[PROMPT] A complete response lists each line of the data below that includes the word "Технологии".
=== RECORDS FOR THE TASK ===
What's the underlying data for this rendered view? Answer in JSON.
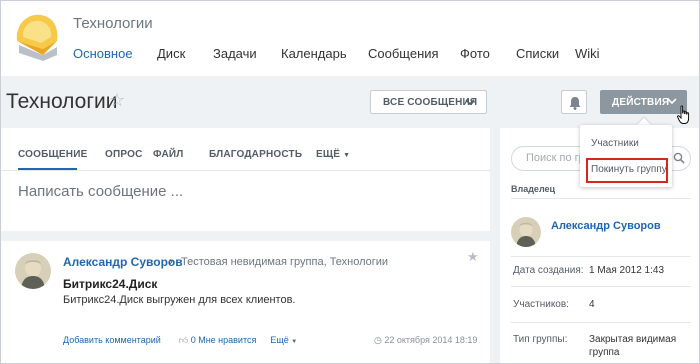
{
  "header": {
    "group_title": "Технологии",
    "nav": [
      "Основное",
      "Диск",
      "Задачи",
      "Календарь",
      "Сообщения",
      "Фото",
      "Списки",
      "Wiki"
    ]
  },
  "titlebar": {
    "title": "Технологии",
    "all_messages_label": "ВСЕ СООБЩЕНИЯ",
    "actions_label": "ДЕЙСТВИЯ"
  },
  "actions_menu": {
    "items": [
      "Участники",
      "Покинуть группу"
    ]
  },
  "composer": {
    "tabs": [
      "СООБЩЕНИЕ",
      "ОПРОС",
      "ФАЙЛ",
      "БЛАГОДАРНОСТЬ",
      "ЕЩЁ"
    ],
    "placeholder": "Написать сообщение ..."
  },
  "post": {
    "author": "Александр Суворов",
    "destination": "Тестовая невидимая группа, Технологии",
    "heading": "Битрикс24.Диск",
    "body": "Битрикс24.Диск выгружен для всех клиентов.",
    "add_comment": "Добавить комментарий",
    "like": "0 Мне нравится",
    "more": "Ещё",
    "date": "22 октября 2014 18:19"
  },
  "sidebar": {
    "search_placeholder": "Поиск по группе",
    "owner_label": "Владелец",
    "owner_name": "Александр Суворов",
    "created_label": "Дата создания:",
    "created_value": "1 Мая 2012 1:43",
    "members_label": "Участников:",
    "members_value": "4",
    "type_label": "Тип группы:",
    "type_value_1": "Закрытая видимая",
    "type_value_2": "группа"
  },
  "colors": {
    "accent_link": "#2067b0",
    "actions_button": "#8d979f",
    "highlight_border": "#d8261c",
    "page_bg": "#eef2f4"
  },
  "icons": [
    "group-logo-icon",
    "star-icon",
    "chevron-down-icon",
    "bell-icon",
    "hand-cursor-icon",
    "search-icon",
    "like-icon",
    "clock-icon"
  ]
}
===
[RESULT OF THIS TASK]
    "group_title": "Технологии",
    "title": "Технологии",
    "destination": "Тестовая невидимая группа, Технологии",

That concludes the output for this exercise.